The apps that run on these devices — not just iPhones and iPads, but Kindle Fires and Samsung Galaxy Tabs — enable social connection and sharing as never before. Communication across time, distance and borders has become free, or just pennies a minute. But few, if any, apps enable any sort of social organizing around things more important than discounted lunches or happy hours. In fact Groupon founder Andrew Mason famously abandoned his social-change startup to focus on the far more popular idea of building a coupon site. We like — love — the social tooling our devices allow us, as long as they cater to our essential selfishness as consumers.
We’re not alone in this. Chinese car purchases are booming as hundreds of millions of citizens there race to join the global middle class. Somewhere along the way, the West decided it was time to start passing on to emerging economies, especially ones with huge populations, the same warnings about global warming and resource depletion that we have been hearing for years. But why would any Chinese deny herself the chance at a new car, the very symbol of economic freedom around the world? And by what rationale would a Westerner, even an eco-conscious one, dare to presume he has the right to request such a sacrifice? (The irony is that the car as status symbol is getting to be out of date thanks to all the iPads the Chinese have made for the West.)
If the U.S., after decades of geopolitical havoc, still can’t develop an energy policy less reliant on conflict-zone oil, we don’t stand a chance of improving conditions for Chinese workers in technology factories, no matter what sanctions or misplaced scolding we dare levy on China. Nor does the conventional wisdom say that that is the right place for government to be interceding. But what if that’s wrong? If Foxconn were forced to pay workers more, increasing the cost of production and lowering Apple’s profit margins, wouldn’t that reopen technology manufacturing jobs to U.S. workers, the ones that Steve Jobs told Barack Obama were “gone,” never to return? Might U.S. consumers accept a higher price for their magic devices, if that price also put some money back in domestic workers’ pockets?
There are a lot of questions in this column because there are a lot of questions around ethical technology. It’s a subject to which few of us have devoted serious thought, and yet the knock-on effects could reshape the global economy, just as globalization has over the last two decades.
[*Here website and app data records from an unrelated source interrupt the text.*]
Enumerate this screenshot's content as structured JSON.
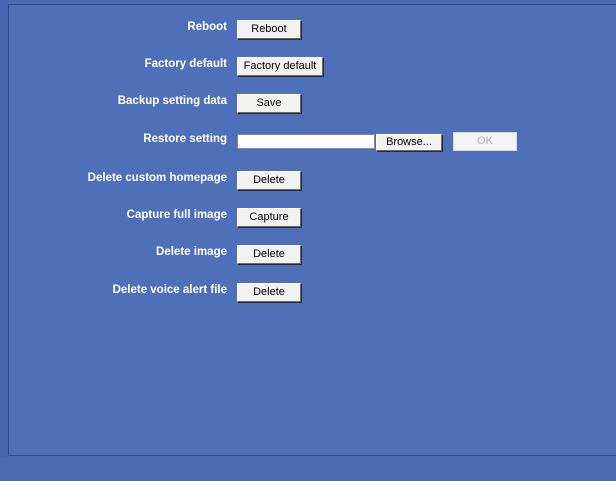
{
  "rows": [
    {
      "label": "Reboot",
      "button": "Reboot"
    },
    {
      "label": "Factory default",
      "button": "Factory default"
    },
    {
      "label": "Backup setting data",
      "button": "Save"
    },
    {
      "label": "Restore setting",
      "file_value": "",
      "browse": "Browse...",
      "ok": "OK",
      "ok_disabled": true
    },
    {
      "label": "Delete custom homepage",
      "button": "Delete"
    },
    {
      "label": "Capture full image",
      "button": "Capture"
    },
    {
      "label": "Delete image",
      "button": "Delete"
    },
    {
      "label": "Delete voice alert file",
      "button": "Delete"
    }
  ],
  "colors": {
    "background": "#4f70b8",
    "label_text": "#ffffff",
    "button_face": "#f2f2f0",
    "disabled_text": "#b0b0b0"
  }
}
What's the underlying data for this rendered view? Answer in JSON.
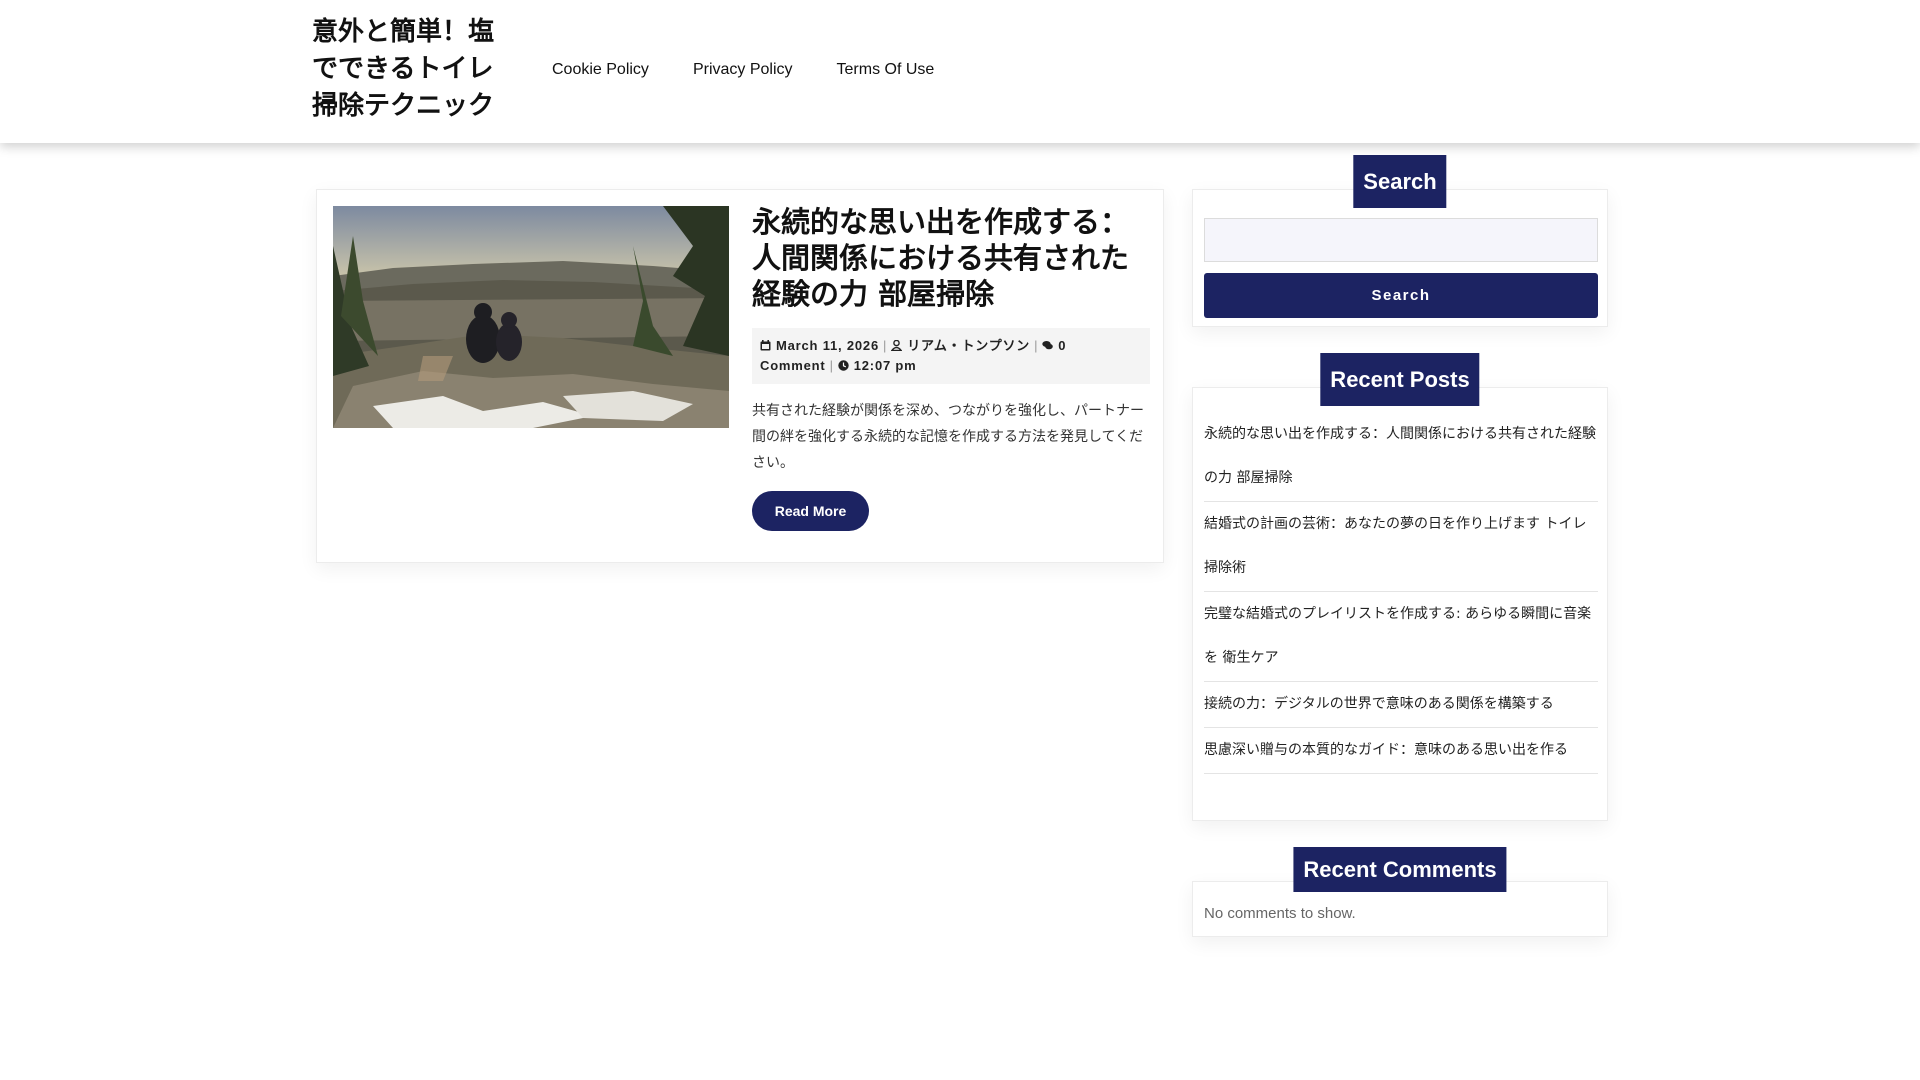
{
  "site": {
    "title": "意外と簡単！塩でできるトイレ掃除テクニック"
  },
  "nav": {
    "items": [
      "Cookie Policy",
      "Privacy Policy",
      "Terms Of Use"
    ]
  },
  "post": {
    "title": "永続的な思い出を作成する：人間関係における共有された経験の力 部屋掃除",
    "date": "March 11, 2026",
    "author": "リアム・トンプソン",
    "comments": "0 Comment",
    "time": "12:07 pm",
    "excerpt": "共有された経験が関係を深め、つながりを強化し、パートナー間の絆を強化する永続的な記憶を作成する方法を発見してください。",
    "read_more": "Read More",
    "image_icon": "landscape-photo"
  },
  "sidebar": {
    "search": {
      "title": "Search",
      "placeholder": "",
      "button": "Search"
    },
    "recent_posts": {
      "title": "Recent Posts",
      "items": [
        "永続的な思い出を作成する：人間関係における共有された経験の力 部屋掃除",
        "結婚式の計画の芸術：あなたの夢の日を作り上げます トイレ掃除術",
        "完璧な結婚式のプレイリストを作成する: あらゆる瞬間に音楽を 衛生ケア",
        "接続の力：デジタルの世界で意味のある関係を構築する",
        "思慮深い贈与の本質的なガイド：意味のある思い出を作る"
      ]
    },
    "recent_comments": {
      "title": "Recent Comments",
      "empty": "No comments to show."
    }
  },
  "colors": {
    "accent": "#1c2362",
    "meta_bg": "#f4f4f4"
  }
}
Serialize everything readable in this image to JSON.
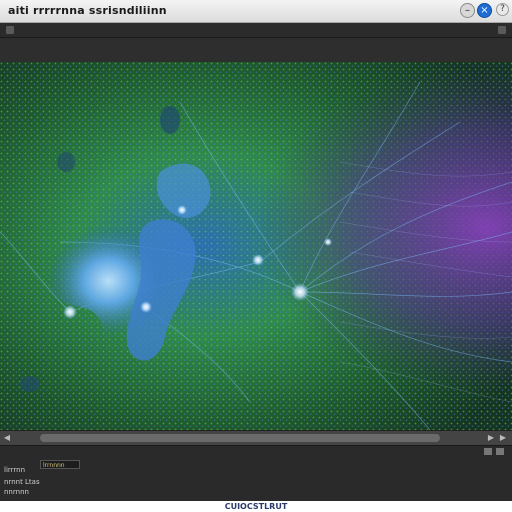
{
  "window": {
    "title": "aiti rrrrrnna ssrisndiliinn",
    "minimize_glyph": "–",
    "close_glyph": "×",
    "help_glyph": "?"
  },
  "status": {
    "field_value": "lrrnnnn",
    "line1": "lirrrnn",
    "line2": "nrnnt Ltas",
    "line3": "nnrnnn"
  },
  "scroll": {
    "left_glyph": "◀",
    "right_glyph": "▶",
    "right2_glyph": "▶"
  },
  "footer": {
    "caption": "CUIOCSTLRUT"
  },
  "colors": {
    "accent": "#1f6ed6",
    "canvas_green": "#3a9a3a",
    "canvas_blue": "#4fa0e6",
    "canvas_purple": "#7a3fb0"
  },
  "icons": {
    "close": "close-icon",
    "minimize": "minimize-icon",
    "help": "help-icon"
  }
}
Here’s where I admit I have definitely researched this column and others on my iPhone — and only then because I didn’t have my iPad handy. And though I have a feeling that neither device will be my last, I’m skipping this newest Apple generation. I hope the next time Tim Cook takes the California stage with a device that would make Steve Jobs proud, he tells us something about the status of Apple’s 100,000 subcontractors in China. That would make the rest of us a little prouder, too.
UPDATE 8:18 p.m.: Apple provided the following comment to Reuters about its and its contractors’ labor practices: “Every year Apple inspects more factories, going deeper into the supply chain and raising the bar for our suppliers. In 2011 we conducted 229 audits at supplier facilities around the world and reported their progress on Apple.com.” There is also a third-party audit being conducted of their supply chain.
PHOTO: Local and mainland Chinese university students, in the role of Foxconn workers, lie on the floor as they act out being chemically poisoned during a street drama in Hong Kong, May 7, 2011. REUTERS/Bobby Yip